Understanding how other people have the same blockers to being candid helped me acknowledge that discomfort and push through it myself… the harder something is to say, the more important it is for you to give that feedback. — Kellan Folkers, Director of Client Solutions
About the book club framework
I got to bounce my interpretations off other people, hear angles I wouldn’t have thought about, and through those, better understand the concept model. It felt especially useful hearing from others who had experiences they could tie Radical Candor to. — Chris Terry, Platform Engineer
My learning from the book club was less regarding the book material itself. Instead, I learned more about the people in the book club series within my group: how they think and feel, how they perceived the material of the book, and how they felt challenged by the book. — Dennis D. Kirkpatrick, Platform Engineer
The open, honest discussions amongst our cohort were insightful and highlighted that different readers can come away with nuanced understandings of the text. The discussions about those nuances were the highlight of the sessions for me. — Bill Schwanitz, Technical Architect
Getting to hear others’ perspectives and insights is always extremely valuable. As we discussed in the CS book club, no two people have the same experience, so hearing these varied perspectives could not only help us expand our insights into the material, in this instance it could help provide fuel for caring personally.. — Jeff Grow, Senior Manager, Client Solutions
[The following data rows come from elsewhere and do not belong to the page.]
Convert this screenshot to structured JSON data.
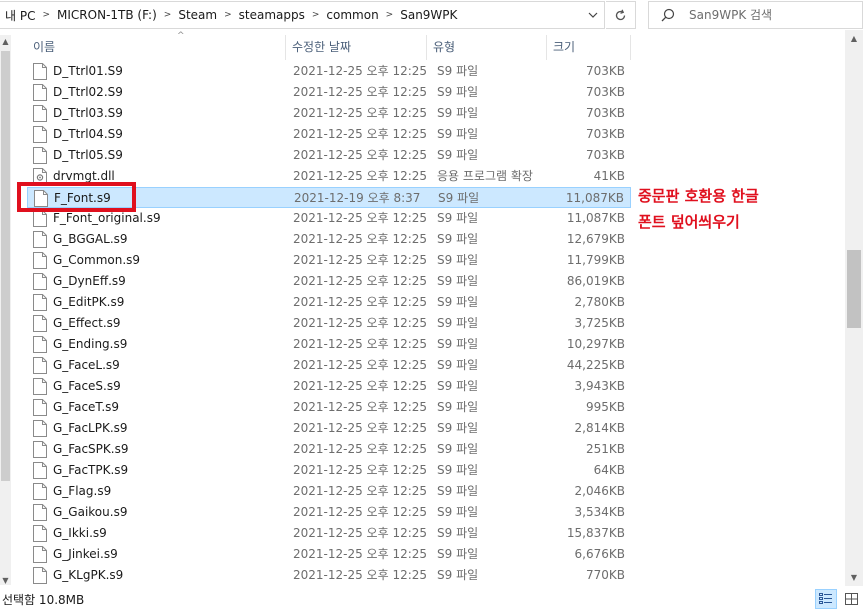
{
  "address": {
    "crumbs": [
      "내 PC",
      "MICRON-1TB (F:)",
      "Steam",
      "steamapps",
      "common",
      "San9WPK"
    ],
    "search_placeholder": "San9WPK 검색"
  },
  "columns": {
    "name": "이름",
    "date": "수정한 날짜",
    "type": "유형",
    "size": "크기"
  },
  "files": [
    {
      "name": "D_Ttrl01.S9",
      "date": "2021-12-25 오후 12:25",
      "type": "S9 파일",
      "size": "703KB",
      "icon": "file-icon"
    },
    {
      "name": "D_Ttrl02.S9",
      "date": "2021-12-25 오후 12:25",
      "type": "S9 파일",
      "size": "703KB",
      "icon": "file-icon"
    },
    {
      "name": "D_Ttrl03.S9",
      "date": "2021-12-25 오후 12:25",
      "type": "S9 파일",
      "size": "703KB",
      "icon": "file-icon"
    },
    {
      "name": "D_Ttrl04.S9",
      "date": "2021-12-25 오후 12:25",
      "type": "S9 파일",
      "size": "703KB",
      "icon": "file-icon"
    },
    {
      "name": "D_Ttrl05.S9",
      "date": "2021-12-25 오후 12:25",
      "type": "S9 파일",
      "size": "703KB",
      "icon": "file-icon"
    },
    {
      "name": "drvmgt.dll",
      "date": "2021-12-25 오후 12:25",
      "type": "응용 프로그램 확장",
      "size": "41KB",
      "icon": "dll-icon"
    },
    {
      "name": "F_Font.s9",
      "date": "2021-12-19 오후 8:37",
      "type": "S9 파일",
      "size": "11,087KB",
      "icon": "file-icon",
      "selected": true
    },
    {
      "name": "F_Font_original.s9",
      "date": "2021-12-25 오후 12:25",
      "type": "S9 파일",
      "size": "11,087KB",
      "icon": "file-icon"
    },
    {
      "name": "G_BGGAL.s9",
      "date": "2021-12-25 오후 12:25",
      "type": "S9 파일",
      "size": "12,679KB",
      "icon": "file-icon"
    },
    {
      "name": "G_Common.s9",
      "date": "2021-12-25 오후 12:25",
      "type": "S9 파일",
      "size": "11,799KB",
      "icon": "file-icon"
    },
    {
      "name": "G_DynEff.s9",
      "date": "2021-12-25 오후 12:25",
      "type": "S9 파일",
      "size": "86,019KB",
      "icon": "file-icon"
    },
    {
      "name": "G_EditPK.s9",
      "date": "2021-12-25 오후 12:25",
      "type": "S9 파일",
      "size": "2,780KB",
      "icon": "file-icon"
    },
    {
      "name": "G_Effect.s9",
      "date": "2021-12-25 오후 12:25",
      "type": "S9 파일",
      "size": "3,725KB",
      "icon": "file-icon"
    },
    {
      "name": "G_Ending.s9",
      "date": "2021-12-25 오후 12:25",
      "type": "S9 파일",
      "size": "10,297KB",
      "icon": "file-icon"
    },
    {
      "name": "G_FaceL.s9",
      "date": "2021-12-25 오후 12:25",
      "type": "S9 파일",
      "size": "44,225KB",
      "icon": "file-icon"
    },
    {
      "name": "G_FaceS.s9",
      "date": "2021-12-25 오후 12:25",
      "type": "S9 파일",
      "size": "3,943KB",
      "icon": "file-icon"
    },
    {
      "name": "G_FaceT.s9",
      "date": "2021-12-25 오후 12:25",
      "type": "S9 파일",
      "size": "995KB",
      "icon": "file-icon"
    },
    {
      "name": "G_FacLPK.s9",
      "date": "2021-12-25 오후 12:25",
      "type": "S9 파일",
      "size": "2,814KB",
      "icon": "file-icon"
    },
    {
      "name": "G_FacSPK.s9",
      "date": "2021-12-25 오후 12:25",
      "type": "S9 파일",
      "size": "251KB",
      "icon": "file-icon"
    },
    {
      "name": "G_FacTPK.s9",
      "date": "2021-12-25 오후 12:25",
      "type": "S9 파일",
      "size": "64KB",
      "icon": "file-icon"
    },
    {
      "name": "G_Flag.s9",
      "date": "2021-12-25 오후 12:25",
      "type": "S9 파일",
      "size": "2,046KB",
      "icon": "file-icon"
    },
    {
      "name": "G_Gaikou.s9",
      "date": "2021-12-25 오후 12:25",
      "type": "S9 파일",
      "size": "3,534KB",
      "icon": "file-icon"
    },
    {
      "name": "G_Ikki.s9",
      "date": "2021-12-25 오후 12:25",
      "type": "S9 파일",
      "size": "15,837KB",
      "icon": "file-icon"
    },
    {
      "name": "G_Jinkei.s9",
      "date": "2021-12-25 오후 12:25",
      "type": "S9 파일",
      "size": "6,676KB",
      "icon": "file-icon"
    },
    {
      "name": "G_KLgPK.s9",
      "date": "2021-12-25 오후 12:25",
      "type": "S9 파일",
      "size": "770KB",
      "icon": "file-icon"
    }
  ],
  "annotation": {
    "line1": "중문판 호환용 한글",
    "line2": "폰트 덮어씌우기",
    "color": "#e0101e"
  },
  "status": {
    "text": "선택함 10.8MB"
  },
  "colors": {
    "selection_bg": "#cce8ff",
    "selection_border": "#99d1ff",
    "header_text": "#4c607a"
  }
}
Listening to others enabled me to learn from situations that I may face in the future. Hearing from others how to apply the methodology to situations I haven’t yet faced helped me to speed up maturing as a manager without having to pay the price. — Jaffid Landeros, Director of Engineering
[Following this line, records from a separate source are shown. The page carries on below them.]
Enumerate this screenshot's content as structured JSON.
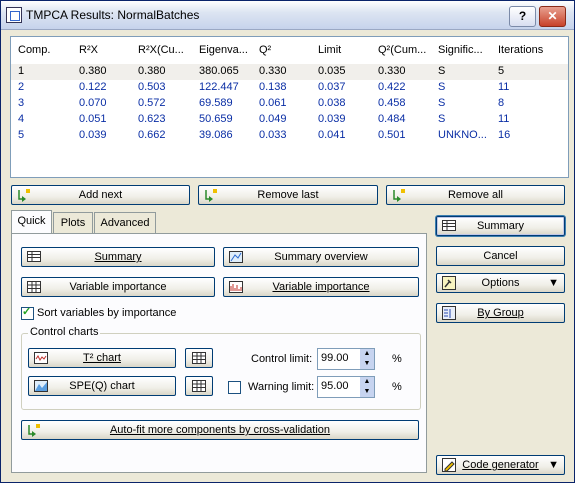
{
  "window": {
    "title": "TMPCA Results: NormalBatches",
    "help_label": "?",
    "close_label": "✕"
  },
  "table": {
    "columns": [
      "Comp.",
      "R²X",
      "R²X(Cu...",
      "Eigenva...",
      "Q²",
      "Limit",
      "Q²(Cum...",
      "Signific...",
      "Iterations"
    ],
    "rows": [
      [
        "1",
        "0.380",
        "0.380",
        "380.065",
        "0.330",
        "0.035",
        "0.330",
        "S",
        "5"
      ],
      [
        "2",
        "0.122",
        "0.503",
        "122.447",
        "0.138",
        "0.037",
        "0.422",
        "S",
        "11"
      ],
      [
        "3",
        "0.070",
        "0.572",
        "69.589",
        "0.061",
        "0.038",
        "0.458",
        "S",
        "8"
      ],
      [
        "4",
        "0.051",
        "0.623",
        "50.659",
        "0.049",
        "0.039",
        "0.484",
        "S",
        "11"
      ],
      [
        "5",
        "0.039",
        "0.662",
        "39.086",
        "0.033",
        "0.041",
        "0.501",
        "UNKNO...",
        "16"
      ]
    ]
  },
  "row_buttons": {
    "add_next": "Add next",
    "remove_last": "Remove last",
    "remove_all": "Remove all"
  },
  "tabs": [
    "Quick",
    "Plots",
    "Advanced"
  ],
  "quick": {
    "summary": "Summary",
    "summary_overview": "Summary overview",
    "variable_importance_1": "Variable importance",
    "variable_importance_2": "Variable importance",
    "sort_label": "Sort variables by importance",
    "group_label": "Control charts",
    "t2_chart": "T² chart",
    "spe_chart": "SPE(Q) chart",
    "control_limit_label": "Control limit:",
    "control_limit_value": "99.00",
    "warning_limit_label": "Warning limit:",
    "warning_limit_value": "95.00",
    "percent": "%",
    "autofit": "Auto-fit more components by cross-validation"
  },
  "side": {
    "summary": "Summary",
    "cancel": "Cancel",
    "options": "Options",
    "by_group": "By Group",
    "code_generator": "Code generator"
  }
}
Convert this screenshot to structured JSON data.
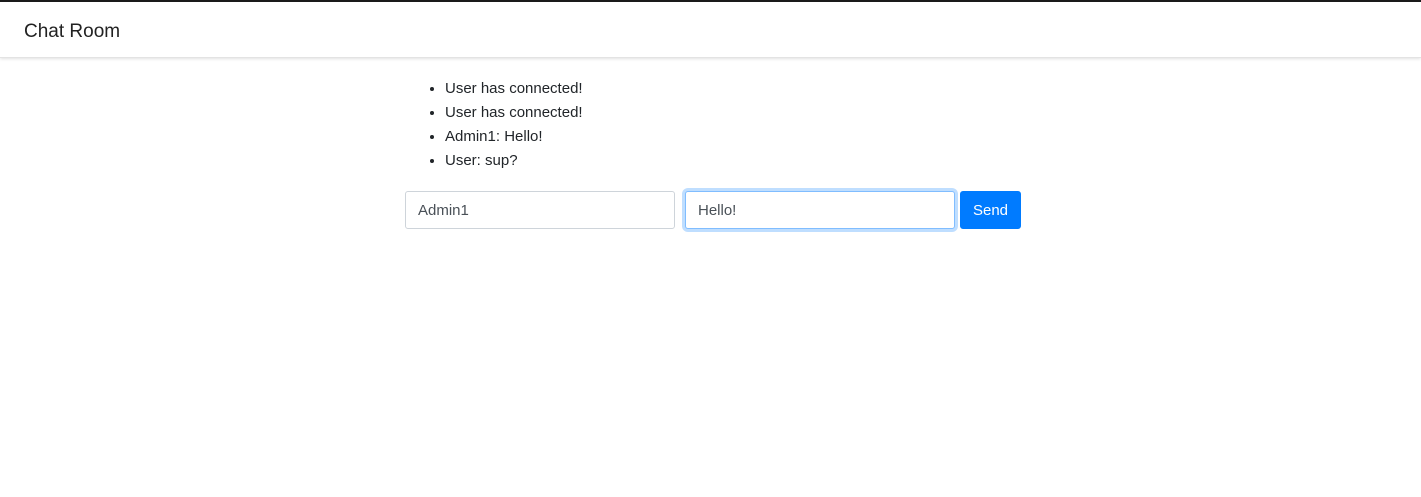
{
  "navbar": {
    "brand": "Chat Room"
  },
  "messages": [
    "User has connected!",
    "User has connected!",
    "Admin1: Hello!",
    "User: sup?"
  ],
  "form": {
    "user_value": "Admin1",
    "message_value": "Hello!",
    "send_label": "Send"
  },
  "colors": {
    "primary": "#007bff",
    "focus_border": "#80bdff"
  }
}
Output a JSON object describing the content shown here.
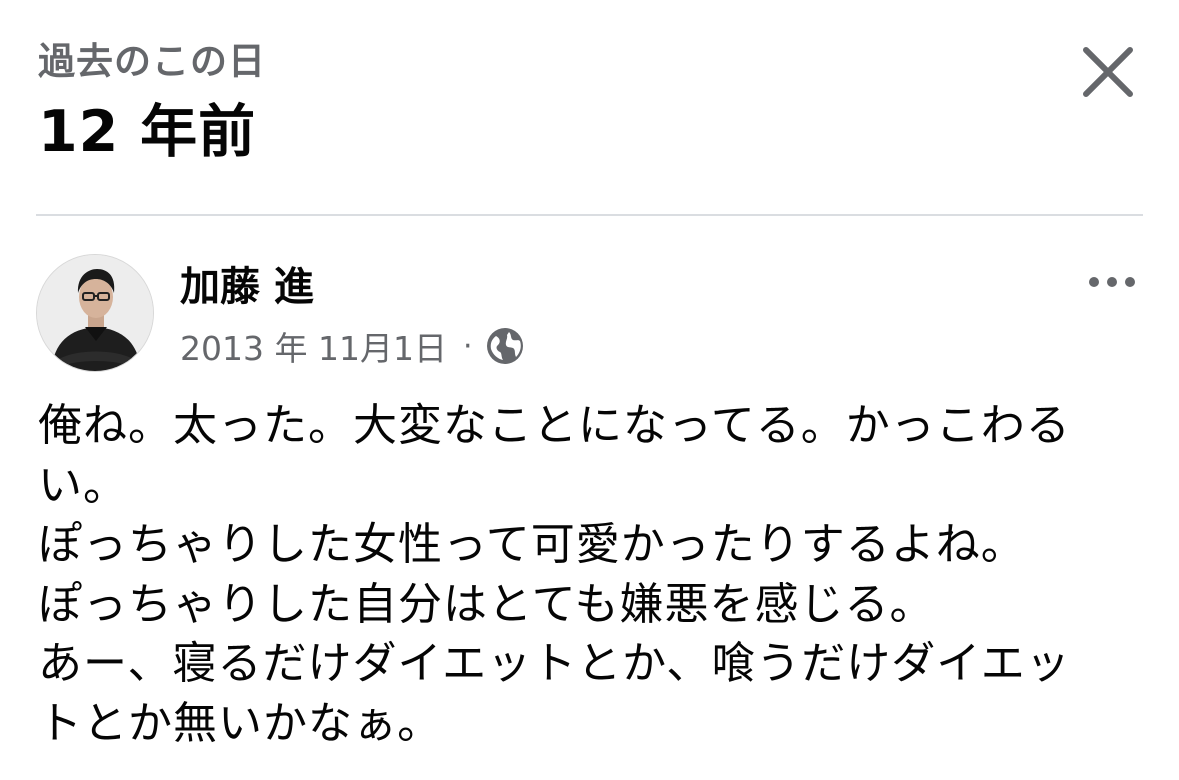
{
  "header": {
    "subtitle": "過去のこの日",
    "title": "12 年前",
    "close_icon": "close-icon"
  },
  "post": {
    "author": "加藤 進",
    "date": "2013 年 11月1日",
    "separator": "·",
    "privacy_icon": "globe-icon",
    "more_icon": "more-horizontal-icon",
    "avatar_icon": "profile-photo",
    "lines": [
      "俺ね。太った。大変なことになってる。かっこわる",
      "い。",
      "ぽっちゃりした女性って可愛かったりするよね。",
      "ぽっちゃりした自分はとても嫌悪を感じる。",
      "あー、寝るだけダイエットとか、喰うだけダイエッ",
      "トとか無いかなぁ。"
    ]
  },
  "colors": {
    "text_primary": "#050505",
    "text_secondary": "#65676b",
    "divider": "#dadde1"
  }
}
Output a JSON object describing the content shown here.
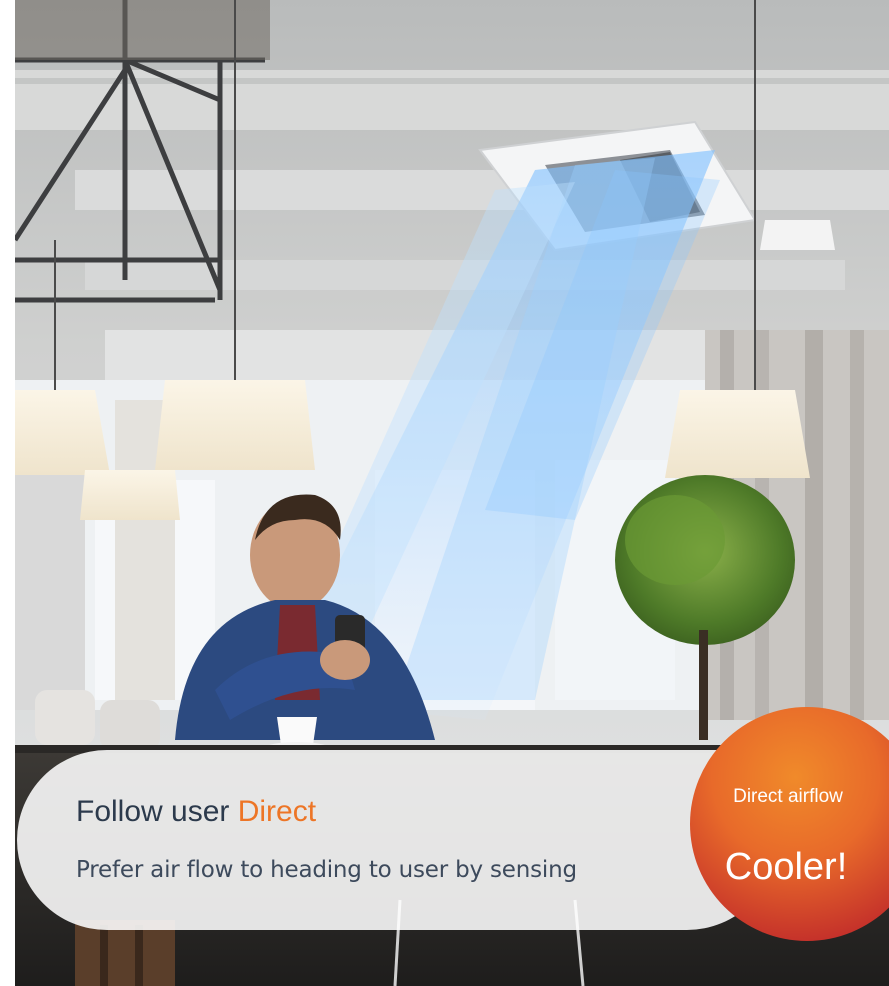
{
  "headline": {
    "prefix": "Follow user ",
    "accent": "Direct"
  },
  "subline": "Prefer air flow to heading to user by sensing",
  "badge": {
    "top": "Direct airflow",
    "main": "Cooler!"
  },
  "colors": {
    "accent": "#ed7526",
    "text_dark": "#2c3a4c",
    "badge_orange": "#f08a2a",
    "badge_red": "#b0202a",
    "airflow_blue": "#5ea8f0"
  }
}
Radical Candor needs context — if left unguided it can definitely end up in ruinous empathy or obnoxious aggression. It is an uncomfortable topic and can be hard to operationalize without guidance. To that end, I love that we did it as a book club series and that Elisa championed it around the organization with a rigorous, thoughtful approach. — Ming Linsley, Head of Kenzan
Paying it forward
If you’ve gotten this far, perhaps you are interested in leveraging Radical Candor in your organization to make meaningful change in your operations and communication. No sense in reinventing the wheel… in our next post we’ll share our blueprint for running your own book club.
Are you using Radical Candor personally or in your organization? I’d love to hear your thoughts and how it’s working! Find me on LinkedIn.
If you enjoyed this article, catch up on all the articles in Elisa’s series on Radical Candor:
Part 1, The Daily Practice of Crit(ique)
Part 2, Calling Yourself Out
Part 3, Management Style: Sunny With a Chance of Bananas
Part 4, Pink Hair, Piercings, and Professional Services
Part 5, Pandemically Candid